Education and local government bear the brunt of Gov. Scott Walker's first budget, a reform-minded plan that cuts about $1 billion in state aid and prevents officials from raising taxes to make up the difference.
In a prepared address to the Legislature Tuesday, Walker rolled out his vision of government for the next two years and promised the hardships facing Wisconsin will not last forever.
"Too many politicians have failed to tell the truth about our financial crisis," Walker told the crowd gathered in the Assembly chamber. "The facts are clear: Wisconsin is broke and it's time to start paying our bills today — so our kids are not stuck with even bigger bills tomorrow."
Wisconsin has a projected $3.6 billion deficit. The governor campaigned on a promise of fiscal discipline, and for the most part, he delivered a spending plan that matched his rhetoric.
The $59 billion budget — which includes federal revenue, fees and state taxes — represents a 6.7 percent reduction from the current budget. State funding makes up $28.7 billion in state funding, a 1.4 percent increase over the previous two-year spending plan.
At the same time, Walker said his plan also reduces the perennial imbalance between revenue and spending commitments — known as the structural deficit — by some 90 percent by 2013, from $2.5 billion to $250 million.
To accomplish this, the governor proposed reducing state aids to schools by $834 million over the next two years, a 7.9 percent reduction. Perhaps more significantly, the budget also reduces school district revenue limits by 5.5 percent, preventing local officials from using property taxes to make up the difference.
Walker takes the same approach to technical colleges, where he proposes to reduce state aid by $71.6 million but will not let the colleges raise property taxes above the 2010-11 level.

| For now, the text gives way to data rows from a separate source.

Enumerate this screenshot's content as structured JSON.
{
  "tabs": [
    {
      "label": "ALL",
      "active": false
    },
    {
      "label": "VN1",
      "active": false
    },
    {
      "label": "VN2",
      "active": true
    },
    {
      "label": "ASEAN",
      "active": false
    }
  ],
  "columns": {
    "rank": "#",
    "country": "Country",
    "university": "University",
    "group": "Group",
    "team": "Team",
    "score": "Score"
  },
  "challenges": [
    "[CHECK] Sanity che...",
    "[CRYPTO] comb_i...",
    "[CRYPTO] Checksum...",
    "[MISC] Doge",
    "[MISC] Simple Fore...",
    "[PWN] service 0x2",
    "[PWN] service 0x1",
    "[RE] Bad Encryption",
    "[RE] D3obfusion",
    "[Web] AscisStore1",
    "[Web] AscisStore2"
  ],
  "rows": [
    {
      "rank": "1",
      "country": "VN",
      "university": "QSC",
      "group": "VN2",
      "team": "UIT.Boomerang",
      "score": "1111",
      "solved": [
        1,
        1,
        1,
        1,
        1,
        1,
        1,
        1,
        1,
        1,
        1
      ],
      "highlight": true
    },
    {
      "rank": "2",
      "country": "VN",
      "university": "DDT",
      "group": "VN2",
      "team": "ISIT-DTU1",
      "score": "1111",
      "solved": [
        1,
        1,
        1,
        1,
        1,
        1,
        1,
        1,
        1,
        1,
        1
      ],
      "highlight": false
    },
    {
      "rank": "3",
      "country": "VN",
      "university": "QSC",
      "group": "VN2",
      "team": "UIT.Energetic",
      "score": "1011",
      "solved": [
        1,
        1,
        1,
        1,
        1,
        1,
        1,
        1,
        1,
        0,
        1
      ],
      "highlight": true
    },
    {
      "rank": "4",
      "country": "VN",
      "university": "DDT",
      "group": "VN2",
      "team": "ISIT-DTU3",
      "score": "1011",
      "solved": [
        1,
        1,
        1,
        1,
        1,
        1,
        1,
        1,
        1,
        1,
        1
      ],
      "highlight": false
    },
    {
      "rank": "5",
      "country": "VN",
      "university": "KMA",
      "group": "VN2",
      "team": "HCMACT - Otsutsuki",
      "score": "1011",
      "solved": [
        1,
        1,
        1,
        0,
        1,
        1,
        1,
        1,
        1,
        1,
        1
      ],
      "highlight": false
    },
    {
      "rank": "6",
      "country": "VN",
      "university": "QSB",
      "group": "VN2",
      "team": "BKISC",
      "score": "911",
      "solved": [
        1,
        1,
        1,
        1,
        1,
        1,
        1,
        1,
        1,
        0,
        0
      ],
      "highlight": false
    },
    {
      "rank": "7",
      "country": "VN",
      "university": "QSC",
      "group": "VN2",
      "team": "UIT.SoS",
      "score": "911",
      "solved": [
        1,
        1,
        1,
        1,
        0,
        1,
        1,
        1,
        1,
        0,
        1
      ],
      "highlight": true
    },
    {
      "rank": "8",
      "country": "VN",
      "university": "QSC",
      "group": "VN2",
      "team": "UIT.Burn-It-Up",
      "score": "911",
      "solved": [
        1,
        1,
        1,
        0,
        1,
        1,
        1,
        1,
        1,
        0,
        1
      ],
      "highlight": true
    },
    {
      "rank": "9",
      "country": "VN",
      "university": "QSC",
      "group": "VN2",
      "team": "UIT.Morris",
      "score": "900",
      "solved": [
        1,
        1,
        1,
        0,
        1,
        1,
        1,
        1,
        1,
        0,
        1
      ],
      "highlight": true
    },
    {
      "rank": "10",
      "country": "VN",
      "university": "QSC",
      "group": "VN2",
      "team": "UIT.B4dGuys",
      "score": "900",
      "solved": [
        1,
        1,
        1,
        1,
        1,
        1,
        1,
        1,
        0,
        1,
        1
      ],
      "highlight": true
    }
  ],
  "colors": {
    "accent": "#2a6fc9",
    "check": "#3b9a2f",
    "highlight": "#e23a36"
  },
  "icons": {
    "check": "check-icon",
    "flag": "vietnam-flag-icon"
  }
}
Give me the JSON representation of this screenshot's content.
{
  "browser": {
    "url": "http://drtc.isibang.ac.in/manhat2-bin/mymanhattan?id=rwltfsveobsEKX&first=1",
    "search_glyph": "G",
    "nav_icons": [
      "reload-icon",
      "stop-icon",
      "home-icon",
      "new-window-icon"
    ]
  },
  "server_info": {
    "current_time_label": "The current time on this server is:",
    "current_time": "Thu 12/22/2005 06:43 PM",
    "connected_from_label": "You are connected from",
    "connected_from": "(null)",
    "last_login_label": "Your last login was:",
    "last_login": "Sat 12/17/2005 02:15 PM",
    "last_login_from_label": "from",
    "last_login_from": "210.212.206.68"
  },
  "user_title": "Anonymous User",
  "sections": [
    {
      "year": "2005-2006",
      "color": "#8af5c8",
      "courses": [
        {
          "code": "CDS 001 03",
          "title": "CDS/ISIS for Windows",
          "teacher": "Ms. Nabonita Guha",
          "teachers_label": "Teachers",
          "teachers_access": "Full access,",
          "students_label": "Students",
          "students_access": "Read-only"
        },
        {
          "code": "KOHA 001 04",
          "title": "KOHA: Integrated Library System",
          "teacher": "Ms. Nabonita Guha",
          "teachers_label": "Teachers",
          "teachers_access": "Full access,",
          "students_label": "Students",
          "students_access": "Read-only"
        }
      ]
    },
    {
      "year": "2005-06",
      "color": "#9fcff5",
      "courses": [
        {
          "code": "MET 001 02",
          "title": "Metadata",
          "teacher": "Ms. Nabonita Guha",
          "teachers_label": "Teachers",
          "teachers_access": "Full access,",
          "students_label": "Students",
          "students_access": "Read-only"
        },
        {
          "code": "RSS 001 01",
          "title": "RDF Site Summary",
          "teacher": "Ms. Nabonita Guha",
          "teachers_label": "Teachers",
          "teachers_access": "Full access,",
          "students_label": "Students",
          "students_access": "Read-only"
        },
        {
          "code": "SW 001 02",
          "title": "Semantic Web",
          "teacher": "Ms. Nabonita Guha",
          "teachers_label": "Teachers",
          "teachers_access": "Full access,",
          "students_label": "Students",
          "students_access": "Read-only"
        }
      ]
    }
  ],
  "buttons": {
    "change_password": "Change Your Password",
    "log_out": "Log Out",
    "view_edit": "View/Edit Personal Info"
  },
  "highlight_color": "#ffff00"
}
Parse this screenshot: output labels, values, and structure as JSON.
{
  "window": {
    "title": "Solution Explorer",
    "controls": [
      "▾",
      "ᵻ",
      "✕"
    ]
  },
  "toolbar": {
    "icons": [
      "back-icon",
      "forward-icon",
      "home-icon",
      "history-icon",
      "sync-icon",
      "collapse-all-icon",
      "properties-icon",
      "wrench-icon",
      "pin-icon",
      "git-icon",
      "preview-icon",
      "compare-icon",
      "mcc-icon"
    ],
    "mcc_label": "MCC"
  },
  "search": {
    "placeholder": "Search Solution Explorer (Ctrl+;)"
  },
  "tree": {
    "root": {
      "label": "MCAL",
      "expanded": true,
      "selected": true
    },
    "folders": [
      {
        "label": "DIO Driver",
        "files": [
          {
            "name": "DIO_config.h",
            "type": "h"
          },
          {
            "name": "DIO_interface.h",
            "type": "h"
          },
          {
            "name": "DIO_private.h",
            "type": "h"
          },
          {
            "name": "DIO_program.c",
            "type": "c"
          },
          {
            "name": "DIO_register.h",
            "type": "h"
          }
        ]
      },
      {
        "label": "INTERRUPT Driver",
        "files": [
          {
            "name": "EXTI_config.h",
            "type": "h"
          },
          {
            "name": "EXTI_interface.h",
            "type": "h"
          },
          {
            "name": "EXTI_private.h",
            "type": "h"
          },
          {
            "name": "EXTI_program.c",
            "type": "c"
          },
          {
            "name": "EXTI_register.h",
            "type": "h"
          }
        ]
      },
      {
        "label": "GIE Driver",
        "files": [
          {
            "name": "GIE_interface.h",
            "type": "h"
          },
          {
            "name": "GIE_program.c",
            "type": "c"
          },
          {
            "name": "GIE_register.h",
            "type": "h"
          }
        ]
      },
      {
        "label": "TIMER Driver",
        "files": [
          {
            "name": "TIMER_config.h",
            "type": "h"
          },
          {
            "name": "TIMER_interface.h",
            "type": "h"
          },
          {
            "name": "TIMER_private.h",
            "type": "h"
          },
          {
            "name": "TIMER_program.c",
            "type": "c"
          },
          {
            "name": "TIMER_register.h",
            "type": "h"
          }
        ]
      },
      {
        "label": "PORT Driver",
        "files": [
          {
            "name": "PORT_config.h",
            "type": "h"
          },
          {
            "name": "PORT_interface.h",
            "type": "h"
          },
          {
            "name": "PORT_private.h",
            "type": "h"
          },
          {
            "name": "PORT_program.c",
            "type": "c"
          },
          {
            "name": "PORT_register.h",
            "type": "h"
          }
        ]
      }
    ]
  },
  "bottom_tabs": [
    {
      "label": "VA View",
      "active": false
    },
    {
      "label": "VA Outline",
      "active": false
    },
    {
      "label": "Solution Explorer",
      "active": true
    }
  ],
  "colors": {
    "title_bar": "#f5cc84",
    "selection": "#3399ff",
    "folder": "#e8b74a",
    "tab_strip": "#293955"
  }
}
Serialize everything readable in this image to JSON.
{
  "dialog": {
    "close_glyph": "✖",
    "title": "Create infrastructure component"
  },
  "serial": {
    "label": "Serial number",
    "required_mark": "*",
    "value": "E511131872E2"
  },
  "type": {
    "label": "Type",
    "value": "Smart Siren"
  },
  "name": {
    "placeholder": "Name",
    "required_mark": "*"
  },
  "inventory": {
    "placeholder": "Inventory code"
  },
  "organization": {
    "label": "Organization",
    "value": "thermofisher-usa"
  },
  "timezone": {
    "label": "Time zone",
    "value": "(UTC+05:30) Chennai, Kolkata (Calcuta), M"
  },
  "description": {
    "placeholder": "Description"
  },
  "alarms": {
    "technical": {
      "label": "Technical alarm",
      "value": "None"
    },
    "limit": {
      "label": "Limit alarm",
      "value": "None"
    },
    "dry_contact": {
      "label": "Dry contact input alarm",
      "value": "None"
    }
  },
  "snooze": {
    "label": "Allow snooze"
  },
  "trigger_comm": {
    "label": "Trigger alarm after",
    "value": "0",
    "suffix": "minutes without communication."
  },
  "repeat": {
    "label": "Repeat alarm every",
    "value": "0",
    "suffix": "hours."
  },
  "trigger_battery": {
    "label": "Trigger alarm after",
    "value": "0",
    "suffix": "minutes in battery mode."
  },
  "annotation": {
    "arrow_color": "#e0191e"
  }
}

The UW System also takes a significant hit. Walker wants to cut $250 million from the System, to be split between UW-Madison and the other campuses.
"What the Governor has proposed is nearly $1.5 billion in devastating cuts to public schools, local fire and police protection, and the University of Wisconsin," said Senate Minority Leader Mark Miller, D-Monona, one of the 14 Democratic senators who fled to Illinois nearly two weeks ago to avoid voting on a precursor bill to plug a hole in the current budget.
That bill, which seeks to eliminate collective bargaining rights for most state employees, has been the focus of more than two weeks of intense protests, which have threatened to eclipse the even larger two-year spending bill introduced Tuesday.
Walker's budget also hits local municipalities and counties hard, reducing their local aid by $96 million, an 11.6 percent reduction.
Making good on promises
The proposal does not come as a surprise. Rumors of the harsh cuts have been whispered around the state for weeks. Walker himself has more than hinted at what he was planning.
"We ran on this for the past two years," said Assembly Speaker Jeff Fitzgerald, R-Horicon. "We said if we got back in power we were going to change things. We said we were going to solve a budget deficit."
Walker's controversial budget repair bill would allow local officials to save money by diverting more money from employees' paychecks for health insurance and pensions. Those changes would be the equivalent of a 5.2 percent pay cut for a public worker making $40,000 a year.
Walker said the changes in collective bargaining alone would more than make up for the cuts he proposes. But many of his critics predict his budget will actually result in job losses for public sector workers, the opposite of the governor's promise of bringing 250,000 jobs to the state.
"It changes the state motto to ‘Backwards,' said State Rep. Brett Hulsey, D-Madison. "There will be layoffs, thousands of them."
Rep. Tamara Grigsby, D-Milwaukee, likened it to war.
"Gov. Walker is officially waging war on Wisconsin families," she said. "Far from reform, this budget will only add to Republicans' ongoing assault on working families and Wisconsin values."
Spending up elsewhere
Not every department faces tough times. Some areas of state spending will prosper.
Walker sets aside nearly $200 million for the Wisconsin Economic Development Corporation, Walker's public-private hybrid replacement for the state Department of Commerce.
And the governor boosts transportation spending from about $5.4 billion in 2009-11 to $5.7 billion, and ends raids on the transportation fund for non-transportation-related spending.
The state has about $700 million in annual unmet transportation needs. Meanwhile, Wisconsin has in the past eight years raided its transportation fund for $1.3 billion to pay for other state programs. It has borrowed $1 billion to offset the loss, leaving a $300 million shortfall.
Senate President Mike Ellis, R-Neenah, praised Walker's proposal.
"It's the first budget we've had in 12 years that actually is going to be a balanced budget without any funny money," Ellis said.